Watching Wakanda Forever, it’s almost unavoidable that we feel the absence of Boseman’s heroic dramatic center of gravity. The movie doesn’t have the classic comic-book pow of Black Panther, and it’s easily 20 minutes too long (we could probably have lived without the Talokan backstory). Yet Wakanda Forever has a slow-burn emotional suspense. Once the film starts to gather steam, it doesn’t let up…T’Challa is gone, but somewhere he is smiling. Owen Gleiberman, Variety

Faced with the challenging prospect of following his $1.3 billion-grossing blockbuster without the charismatic lead actor who provided that first film’s noble heart, Ryan Coogler delivers an emotionally resonant tribute to Chadwick Boseman in the early scenes of Black Panther: Wakanda Forever that will leave no fan unmoved….It’s impossible for Wakanda Forever to match the breakthrough impact of its predecessor, but in terms of continuing the saga while paving the way for future installments, it’s amply satisfying. — David Rooney, The Hollywood Reporter

Wakanda is still clearly a Marvel property, with all the for-the-fans story beats and secondary characters its ever-expanding universe requires, but it also feels apart from any one that's come before. And while a Black Panther without Boseman is undoubtedly nothing like the film's creators or any of its cast wanted it to be, the movie they've made feels like something unusually elegant and profound for the multiplex; a little bit of forever for the star who left too soon. — Leah Greenblatt, Entertainment Weekly

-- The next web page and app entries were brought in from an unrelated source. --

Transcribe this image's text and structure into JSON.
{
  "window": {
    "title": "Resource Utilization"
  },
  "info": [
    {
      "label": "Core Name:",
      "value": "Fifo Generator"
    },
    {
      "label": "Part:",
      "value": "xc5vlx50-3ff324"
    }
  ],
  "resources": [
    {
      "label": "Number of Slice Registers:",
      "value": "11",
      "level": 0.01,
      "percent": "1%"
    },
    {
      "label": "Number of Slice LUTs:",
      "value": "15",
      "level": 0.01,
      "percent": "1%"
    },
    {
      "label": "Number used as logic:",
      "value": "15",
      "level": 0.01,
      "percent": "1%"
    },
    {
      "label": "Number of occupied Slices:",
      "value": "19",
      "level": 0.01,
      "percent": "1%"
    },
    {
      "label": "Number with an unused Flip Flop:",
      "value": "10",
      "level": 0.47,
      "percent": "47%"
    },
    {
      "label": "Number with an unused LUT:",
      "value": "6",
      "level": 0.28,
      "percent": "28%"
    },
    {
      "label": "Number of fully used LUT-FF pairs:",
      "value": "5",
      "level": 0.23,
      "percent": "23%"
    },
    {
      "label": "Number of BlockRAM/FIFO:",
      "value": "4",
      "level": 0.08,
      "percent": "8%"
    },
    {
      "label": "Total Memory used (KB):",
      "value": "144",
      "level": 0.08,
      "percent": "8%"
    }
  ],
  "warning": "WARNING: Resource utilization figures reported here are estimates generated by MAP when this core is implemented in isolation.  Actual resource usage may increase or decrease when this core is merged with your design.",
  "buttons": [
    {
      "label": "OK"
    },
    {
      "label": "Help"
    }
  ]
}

With Wakanda Forever, director and co-writer Ryan Coogler has…created a fitting remembrance of both Boseman and T’Challa, an impressive combination of mourning, and a reckoning with legacy and loss, all within a superhero film that is one of the best Phase 4 MCU films…Wakanda Forever isn’t perfect, but its ability to handle this tightrope walk between exploration of loss and a larger superhero film makes this one of the most moving MCU entries so far, and one of the best films to come out of Marvel’s Phase Four. — Ross Bonaime, Collider

…[F]or all of the film’s shuddery pacing, thoroughly mediocre action setpieces, and the clumsiness with which it’s forced to double as backdoor pilot for Disney+’s Ironheart series, Coogler’s subthread of the MCU continues to operate at a significantly higher strata of thought, artistry, and feeling than the rest of Marvel’s assembly line. Every major character in Wakanda is left to determine whether T’Challa’s memory will be a blessing or a torment, and the movie around them is so wracked by the same tension that even its most formulaic moments are heavy with a human weight that blockbusters seldom have the strength to carry.  David Erlich, IndieWire

Wakanda Forever is an effective, emotional farewell to T’Challa - a meditation on forging one’s own future out of a painful past - but with a plot that has to introduce an entirely new nation and pave the way for a new wave of Marvel stories, it does struggle under the weight of all that expectation…Coogler’s efforts are at their most powerful when Wakanda Forever is in conversation with the loss of T’Challa – of Chadwick Boseman. The specifics of Wakanda Forever’s long-winded plot will likely leave little impact, but that doesn’t stop the new Black Panther from standing tall. — Tom Jorgensen, IGN

There are moments in Wakanda Forever where it feels as though the film itself might buckle under the weight of not only the expectations heaped onto it, but of the loss that animates its core premise. When it manages not only to meet the verve and creativity of 2018’s Black Panther, but ultimately to tell its own successful story, it feels no less astonishing than a man with wings on his ankles soaring through the air. As surely as love can blossom out of heartache, Black Panther: Wakanda Forever has transformed tragedy into triumph. Toussaint Egan, Polygon

Black Panther: Wakanda Forever arrives in theaters nationwide beginning Friday, Nov. 11.